Not sure what to be grateful for? Here are some ideas.
Do you want to express thankfulness for the people, things, and experiences in your life? That's great! Gratitude can not only help us form closer, more satisfying bonds with others, but it feels good too. So in this article, we'll give you a list of things to be thankful for in different areas of your life.
What is thankfulness?
Gratitude—or thankfulness—is often considered to be a positive emotion (Chipperfield, Perry, & Weiner, 2003). Expressing and experiencing thankfulness is strongly linked with happiness and well-being (Bono, Emmons, & McCullough, 2004). In short, being thankful feels good and is good for us.
But it's not always easy to think of things to be thankful for. So here's a list of ideas to get you started.
Things to be thankful for today
Having air to breathe
The feeling of the sun
The smell of flowers, fresh-cut grass, or trees
The people we have in our lives
That our parents gave us this life
To be alive
For a beautiful sunrise
For the beach
For each new day
For the opportunity to learn from mistakes
That today is probably not the worst day
For a hot cup of tea or coffee
For the hard times, because they will help us appreciate the good times
For failure, because it makes us stronger
To be able to think our own thoughts

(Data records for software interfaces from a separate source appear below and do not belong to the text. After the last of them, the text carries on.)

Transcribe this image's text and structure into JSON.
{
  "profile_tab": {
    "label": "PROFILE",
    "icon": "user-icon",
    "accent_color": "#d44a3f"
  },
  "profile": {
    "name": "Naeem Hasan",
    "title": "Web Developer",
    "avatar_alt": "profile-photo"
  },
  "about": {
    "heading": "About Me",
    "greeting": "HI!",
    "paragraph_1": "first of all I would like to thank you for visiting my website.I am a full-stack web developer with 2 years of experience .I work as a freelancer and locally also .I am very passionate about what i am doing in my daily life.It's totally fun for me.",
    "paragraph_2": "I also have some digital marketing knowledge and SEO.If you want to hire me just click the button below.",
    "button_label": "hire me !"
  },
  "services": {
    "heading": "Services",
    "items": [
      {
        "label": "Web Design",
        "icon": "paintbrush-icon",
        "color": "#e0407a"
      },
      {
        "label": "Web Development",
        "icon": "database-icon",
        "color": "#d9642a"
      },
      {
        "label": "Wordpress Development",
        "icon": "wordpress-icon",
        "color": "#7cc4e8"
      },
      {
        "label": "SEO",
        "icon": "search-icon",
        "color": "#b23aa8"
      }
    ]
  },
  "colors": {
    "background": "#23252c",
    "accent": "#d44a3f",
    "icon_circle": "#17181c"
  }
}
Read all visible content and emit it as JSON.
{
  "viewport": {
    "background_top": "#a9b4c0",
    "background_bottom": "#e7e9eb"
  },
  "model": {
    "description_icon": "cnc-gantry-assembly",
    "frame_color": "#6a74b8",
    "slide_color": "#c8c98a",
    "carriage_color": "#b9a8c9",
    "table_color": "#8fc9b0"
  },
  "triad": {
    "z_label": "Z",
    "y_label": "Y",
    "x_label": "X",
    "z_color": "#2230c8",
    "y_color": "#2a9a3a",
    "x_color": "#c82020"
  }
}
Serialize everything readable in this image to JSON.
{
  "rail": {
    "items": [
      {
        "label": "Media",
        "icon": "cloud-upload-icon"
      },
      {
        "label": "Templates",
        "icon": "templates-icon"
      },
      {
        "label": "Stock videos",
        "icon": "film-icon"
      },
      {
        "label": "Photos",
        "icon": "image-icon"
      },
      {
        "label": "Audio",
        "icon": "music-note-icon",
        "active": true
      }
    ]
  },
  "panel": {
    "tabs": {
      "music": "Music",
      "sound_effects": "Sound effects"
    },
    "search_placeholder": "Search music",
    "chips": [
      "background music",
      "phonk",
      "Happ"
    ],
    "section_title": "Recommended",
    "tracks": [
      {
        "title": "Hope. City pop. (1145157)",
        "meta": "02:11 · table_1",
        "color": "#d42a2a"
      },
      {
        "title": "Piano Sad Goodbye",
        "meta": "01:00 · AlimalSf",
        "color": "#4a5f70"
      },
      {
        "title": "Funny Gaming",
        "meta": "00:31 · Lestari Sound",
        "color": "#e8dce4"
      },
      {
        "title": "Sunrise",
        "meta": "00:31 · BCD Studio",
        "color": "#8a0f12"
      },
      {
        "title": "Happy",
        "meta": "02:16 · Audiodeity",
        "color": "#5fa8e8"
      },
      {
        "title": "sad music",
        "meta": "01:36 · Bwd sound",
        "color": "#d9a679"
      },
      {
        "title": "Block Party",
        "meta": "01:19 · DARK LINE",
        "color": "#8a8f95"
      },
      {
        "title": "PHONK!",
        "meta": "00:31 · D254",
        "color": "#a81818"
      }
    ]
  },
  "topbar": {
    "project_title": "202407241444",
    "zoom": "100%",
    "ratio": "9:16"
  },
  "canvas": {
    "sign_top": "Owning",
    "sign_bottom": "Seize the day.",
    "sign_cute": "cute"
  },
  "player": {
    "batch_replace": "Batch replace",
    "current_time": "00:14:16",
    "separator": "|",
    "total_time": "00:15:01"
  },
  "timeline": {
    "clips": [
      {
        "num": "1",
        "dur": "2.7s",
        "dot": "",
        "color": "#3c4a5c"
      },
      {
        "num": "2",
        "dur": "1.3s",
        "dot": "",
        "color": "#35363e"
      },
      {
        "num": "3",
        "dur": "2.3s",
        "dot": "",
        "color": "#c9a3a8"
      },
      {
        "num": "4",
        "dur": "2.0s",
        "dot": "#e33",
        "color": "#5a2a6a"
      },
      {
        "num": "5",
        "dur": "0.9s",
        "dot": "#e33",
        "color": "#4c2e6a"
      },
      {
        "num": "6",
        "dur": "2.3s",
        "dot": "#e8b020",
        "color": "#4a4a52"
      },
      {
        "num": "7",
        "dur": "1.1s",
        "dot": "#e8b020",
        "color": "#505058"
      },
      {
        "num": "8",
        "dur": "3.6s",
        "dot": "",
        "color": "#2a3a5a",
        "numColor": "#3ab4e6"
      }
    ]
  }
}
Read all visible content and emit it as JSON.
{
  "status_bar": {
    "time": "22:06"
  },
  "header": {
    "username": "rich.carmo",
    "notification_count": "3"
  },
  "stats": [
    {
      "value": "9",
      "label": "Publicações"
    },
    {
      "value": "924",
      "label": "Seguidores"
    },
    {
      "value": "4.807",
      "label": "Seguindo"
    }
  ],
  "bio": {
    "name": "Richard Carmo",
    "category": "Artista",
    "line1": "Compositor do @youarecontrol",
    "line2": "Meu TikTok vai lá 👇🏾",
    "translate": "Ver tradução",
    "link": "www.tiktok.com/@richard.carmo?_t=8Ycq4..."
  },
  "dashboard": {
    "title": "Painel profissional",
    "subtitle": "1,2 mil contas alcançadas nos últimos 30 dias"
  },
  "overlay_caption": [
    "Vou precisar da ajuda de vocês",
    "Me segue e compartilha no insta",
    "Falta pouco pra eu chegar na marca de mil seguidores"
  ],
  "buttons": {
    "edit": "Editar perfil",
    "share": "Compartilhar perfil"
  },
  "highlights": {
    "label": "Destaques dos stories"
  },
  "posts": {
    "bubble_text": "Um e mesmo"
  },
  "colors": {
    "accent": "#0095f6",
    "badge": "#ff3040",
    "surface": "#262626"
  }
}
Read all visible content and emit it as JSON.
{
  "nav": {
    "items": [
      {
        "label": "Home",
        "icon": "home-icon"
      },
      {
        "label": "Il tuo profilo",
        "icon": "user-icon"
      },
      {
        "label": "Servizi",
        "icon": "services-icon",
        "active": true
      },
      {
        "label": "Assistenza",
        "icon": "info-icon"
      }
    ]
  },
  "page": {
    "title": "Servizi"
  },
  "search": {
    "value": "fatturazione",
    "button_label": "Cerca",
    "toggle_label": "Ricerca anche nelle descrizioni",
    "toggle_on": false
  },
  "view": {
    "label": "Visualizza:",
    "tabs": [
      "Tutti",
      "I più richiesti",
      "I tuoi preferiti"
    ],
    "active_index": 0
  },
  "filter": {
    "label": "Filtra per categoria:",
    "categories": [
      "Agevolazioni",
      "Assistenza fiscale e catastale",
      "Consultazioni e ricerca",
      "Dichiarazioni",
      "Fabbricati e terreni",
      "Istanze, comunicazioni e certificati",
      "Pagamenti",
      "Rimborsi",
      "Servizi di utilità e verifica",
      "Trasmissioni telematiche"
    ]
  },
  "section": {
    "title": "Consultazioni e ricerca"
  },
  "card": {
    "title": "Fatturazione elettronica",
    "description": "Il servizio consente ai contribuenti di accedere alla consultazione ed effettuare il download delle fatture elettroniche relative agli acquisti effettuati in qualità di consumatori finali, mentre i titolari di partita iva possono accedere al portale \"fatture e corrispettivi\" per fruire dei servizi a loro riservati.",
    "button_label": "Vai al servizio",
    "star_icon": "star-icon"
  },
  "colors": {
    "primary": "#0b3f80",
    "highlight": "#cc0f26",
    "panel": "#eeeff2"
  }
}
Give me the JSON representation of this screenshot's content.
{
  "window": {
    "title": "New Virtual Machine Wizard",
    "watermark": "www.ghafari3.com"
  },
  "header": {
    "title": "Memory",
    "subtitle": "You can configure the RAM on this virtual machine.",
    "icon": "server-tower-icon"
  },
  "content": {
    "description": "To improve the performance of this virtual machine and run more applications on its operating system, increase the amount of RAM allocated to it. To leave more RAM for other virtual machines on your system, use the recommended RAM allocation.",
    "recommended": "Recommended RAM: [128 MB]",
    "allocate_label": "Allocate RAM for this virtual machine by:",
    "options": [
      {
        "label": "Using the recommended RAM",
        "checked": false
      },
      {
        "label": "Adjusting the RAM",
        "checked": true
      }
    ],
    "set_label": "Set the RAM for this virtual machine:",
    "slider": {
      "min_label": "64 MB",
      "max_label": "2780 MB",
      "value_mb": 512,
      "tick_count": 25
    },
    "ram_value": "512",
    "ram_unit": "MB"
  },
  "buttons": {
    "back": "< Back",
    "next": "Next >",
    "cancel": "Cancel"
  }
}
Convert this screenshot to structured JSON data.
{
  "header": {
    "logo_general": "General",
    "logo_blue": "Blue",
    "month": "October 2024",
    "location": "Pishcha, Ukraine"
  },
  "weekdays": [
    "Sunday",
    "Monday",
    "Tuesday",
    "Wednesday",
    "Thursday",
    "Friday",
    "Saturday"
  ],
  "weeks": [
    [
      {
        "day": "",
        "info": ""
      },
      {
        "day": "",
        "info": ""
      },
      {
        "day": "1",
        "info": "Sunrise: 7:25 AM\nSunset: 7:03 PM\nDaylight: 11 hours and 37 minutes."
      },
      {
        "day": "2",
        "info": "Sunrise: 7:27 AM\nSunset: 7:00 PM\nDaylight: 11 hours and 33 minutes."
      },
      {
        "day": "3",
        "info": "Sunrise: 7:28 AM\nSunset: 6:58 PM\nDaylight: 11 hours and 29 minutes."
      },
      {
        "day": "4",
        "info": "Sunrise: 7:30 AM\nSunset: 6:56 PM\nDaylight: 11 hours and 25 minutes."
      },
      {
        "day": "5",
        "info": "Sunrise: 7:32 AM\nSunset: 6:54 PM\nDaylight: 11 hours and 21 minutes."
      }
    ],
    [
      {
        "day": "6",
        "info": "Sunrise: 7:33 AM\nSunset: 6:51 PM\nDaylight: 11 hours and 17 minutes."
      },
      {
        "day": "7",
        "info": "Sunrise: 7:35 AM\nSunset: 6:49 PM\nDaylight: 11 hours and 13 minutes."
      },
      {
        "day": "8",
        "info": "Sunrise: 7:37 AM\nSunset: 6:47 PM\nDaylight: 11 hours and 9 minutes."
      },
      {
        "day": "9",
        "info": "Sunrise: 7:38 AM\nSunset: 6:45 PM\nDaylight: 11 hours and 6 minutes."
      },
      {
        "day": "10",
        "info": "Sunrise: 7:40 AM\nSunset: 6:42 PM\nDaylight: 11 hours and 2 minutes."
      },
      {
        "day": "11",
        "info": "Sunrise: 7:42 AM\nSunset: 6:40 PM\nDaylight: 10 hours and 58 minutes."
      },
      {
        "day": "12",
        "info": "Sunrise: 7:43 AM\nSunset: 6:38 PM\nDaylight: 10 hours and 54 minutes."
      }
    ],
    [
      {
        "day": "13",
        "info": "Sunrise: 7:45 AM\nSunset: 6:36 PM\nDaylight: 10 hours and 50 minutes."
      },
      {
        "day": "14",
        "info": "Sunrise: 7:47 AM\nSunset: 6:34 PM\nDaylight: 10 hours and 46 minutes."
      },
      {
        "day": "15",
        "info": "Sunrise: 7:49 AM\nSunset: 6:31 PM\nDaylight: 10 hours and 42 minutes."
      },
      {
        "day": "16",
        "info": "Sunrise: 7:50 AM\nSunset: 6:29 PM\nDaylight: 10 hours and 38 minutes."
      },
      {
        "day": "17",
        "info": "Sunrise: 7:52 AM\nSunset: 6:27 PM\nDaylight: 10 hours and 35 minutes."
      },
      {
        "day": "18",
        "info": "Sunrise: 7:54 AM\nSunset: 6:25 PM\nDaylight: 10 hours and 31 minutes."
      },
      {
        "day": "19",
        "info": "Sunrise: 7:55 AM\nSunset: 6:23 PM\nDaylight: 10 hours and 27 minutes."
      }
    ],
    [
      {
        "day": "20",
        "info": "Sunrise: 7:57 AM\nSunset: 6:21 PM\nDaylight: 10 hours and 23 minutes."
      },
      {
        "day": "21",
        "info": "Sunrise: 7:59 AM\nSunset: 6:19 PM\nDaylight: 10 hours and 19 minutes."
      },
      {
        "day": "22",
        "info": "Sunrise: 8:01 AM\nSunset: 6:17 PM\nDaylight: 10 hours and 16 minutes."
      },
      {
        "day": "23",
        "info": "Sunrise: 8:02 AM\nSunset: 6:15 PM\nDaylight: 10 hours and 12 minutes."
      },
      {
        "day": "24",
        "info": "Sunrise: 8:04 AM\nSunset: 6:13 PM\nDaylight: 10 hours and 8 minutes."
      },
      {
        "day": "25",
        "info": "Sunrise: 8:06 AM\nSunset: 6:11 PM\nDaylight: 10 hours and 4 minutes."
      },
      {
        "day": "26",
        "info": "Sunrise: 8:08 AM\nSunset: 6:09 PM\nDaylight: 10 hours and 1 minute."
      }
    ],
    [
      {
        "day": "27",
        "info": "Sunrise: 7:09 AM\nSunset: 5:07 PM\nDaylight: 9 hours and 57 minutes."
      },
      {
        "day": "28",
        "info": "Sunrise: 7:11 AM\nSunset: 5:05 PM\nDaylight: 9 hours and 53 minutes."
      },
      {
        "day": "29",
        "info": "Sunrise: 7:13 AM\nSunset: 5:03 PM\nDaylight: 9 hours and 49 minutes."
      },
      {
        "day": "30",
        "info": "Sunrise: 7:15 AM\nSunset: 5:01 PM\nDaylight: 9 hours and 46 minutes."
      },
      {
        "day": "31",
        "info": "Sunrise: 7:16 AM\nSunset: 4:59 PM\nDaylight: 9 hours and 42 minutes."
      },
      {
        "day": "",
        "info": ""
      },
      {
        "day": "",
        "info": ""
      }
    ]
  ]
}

For the body—it carries us through this life
To be able to learn new things
To have a place to sleep at night
For time to experience life
For simply existing
That I will get to live today and hopefully tomorrow, too
For health, even though it may not be perfect
More tools to help you with thankfulness
In one study, participants were asked to write down three good things each day (and note down their causes). They did this for just one week. The results showed that this strategy made them happier after that week and even 6 months later (Seligman, Steen, Park, & Peterson, 2005). This suggests that noting the good things—and perhaps being thankful for them—has long-term, positive impacts on our happiness. Other strategies can be to write gratitude notes or start a gratitude journal.
Taking a few minutes each day to practice thankfulness can be a cool and fun way to boost happiness. Hopefully, you got some ideas here that will help you think of even more things to be thankful for.
Chipperfield, J. G., Perry, R. P., & Weiner, B. (2003). Discrete emotions in later life. The Journals of Gerontology Series B: Psychological Sciences and Social Sciences, 58(1), P23-P34.
Bono, G., Emmons, R. A., & McCullough, M. E. (2004). Gratitude in practice and the practice of gratitude. Positive psychology in practice, 464-481.
Seligman, M. E., Steen, T. A., Park, N., & Peterson, C. (2005). Positive psychology progress: Empirical validation of interventions. American Psychologist, 60(5), 410.